The VN-Index last week closed at 449.71 points on September 24, having moved sideways for several weeks after falling 19 per cent from 2010’s high of 551.40 points on May 6. In the year to date, the VN-Index has lost 11 per cent.
Vo Tri Thanh, vice head of the Ministry of Planning and Investment’s Central Institute for Economic Management (CIEM), said the market in the last two months of this year could witness a bull after domestic macro policy and the global economic recoveries became clearer.
He said Vietnam’s stock market had moved in a tight range for several months as investors’ confidence had been seriously hurt by “sudden” policies.
The central bank’s Circular 13 on safety ratios for credit institutions, effective from October 1, for instance, threatens to restrict bank credit expansion.

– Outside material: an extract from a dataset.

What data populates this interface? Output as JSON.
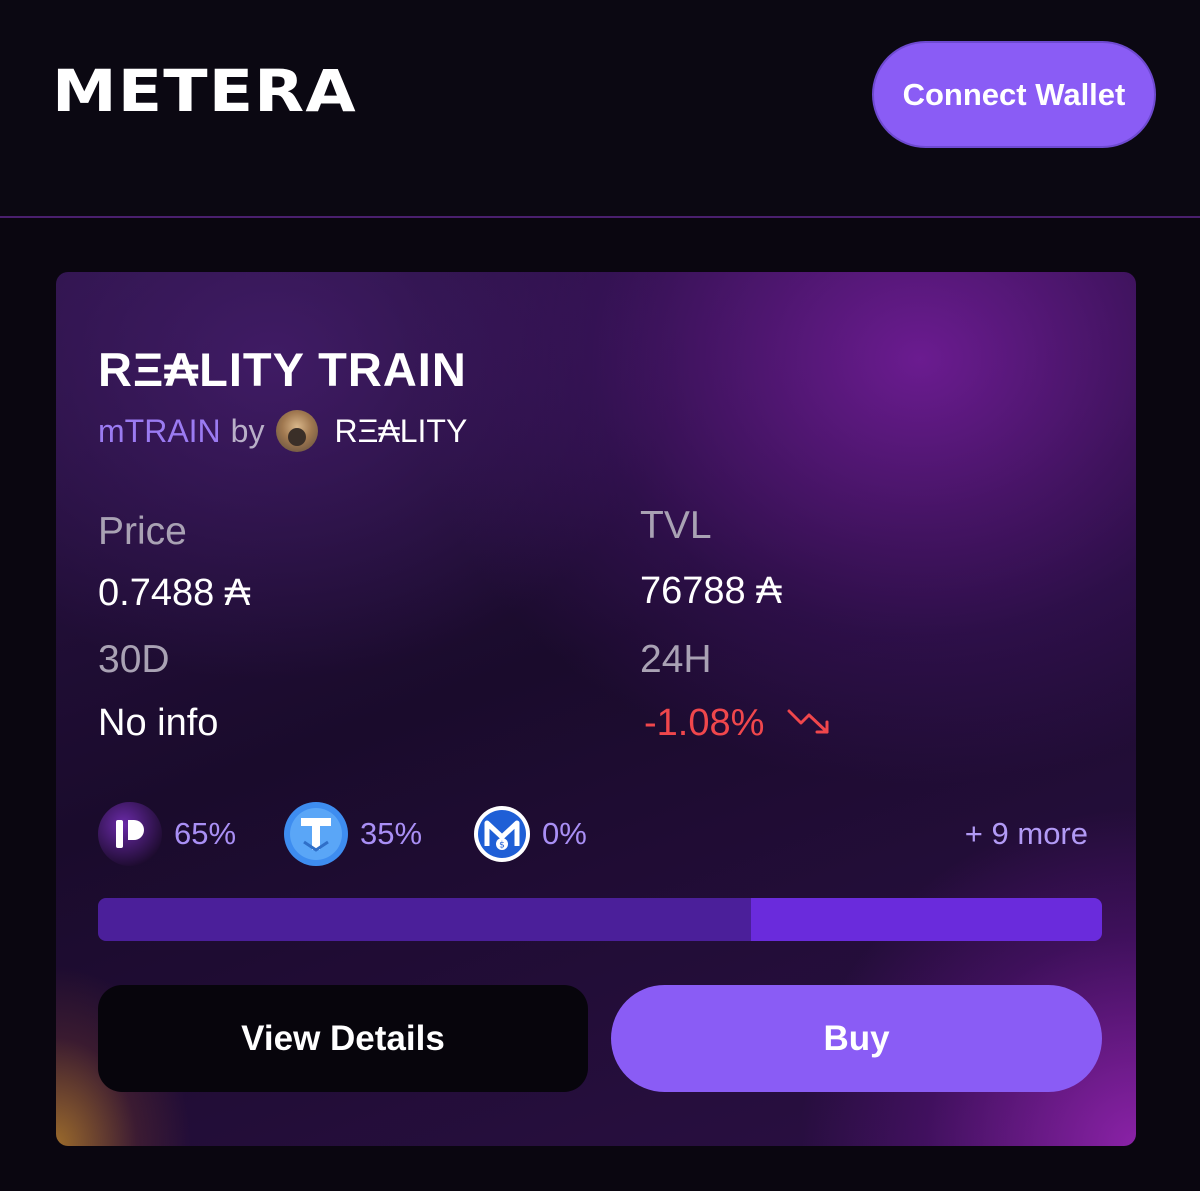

“The key answer here is improving investors’ confidence, which will trigger money flows into equities,” Thanh said.
He noted there would not be any breakthrough soon as several moves had already been made to ensure macro stability. “However, for medium to longer view investors, the last two months of the year would be a good opportunity to buy Vietnamese equities,” said Thanh.
Nguyen Quang Thuan, chief executive officer with the financial media company StoxPlus Corporation, however, said he saw few “bright points” for the domestic stock market by the year’s end. “Trade balance and exchange rate risks continue to be major pressures for policy makers,” Thuan told VIR.
Thuan said that besides the trade deficits and forex risks, interest rates remained high which explained why listed firms favoured issuing more new shares to raise capital.
The huge capital reverses from state groups also raised concerns over oversupply. As of August 28, over 200 listed firms had announced plans to sell new shares and by the year’s end around VND48 trillion ($2.5 billion) would flow to equities market to absorb the new shares. In the first eight months of this year, listed firms issued shares worth VND23.4 trillion ($1.2 billion), according to StoxPlus data.
A bright point was investors could hope several listed firms might postpone or cancel new share issuances due to unfavourable market conditions, said Thuan.
“Another bright point is that listed firms’ earnings per share (EPS) could still grow positively, estimated at around 10 per cent on-year for 2010, which make Vietnamese equities relatively attractive against some regional peers,” he said.
With the cautiously estimated EPS growth, Vietnam’s 2010 forward price to earnings ratio is now just around 11, compared to Thailand (12) and the Philippines (15).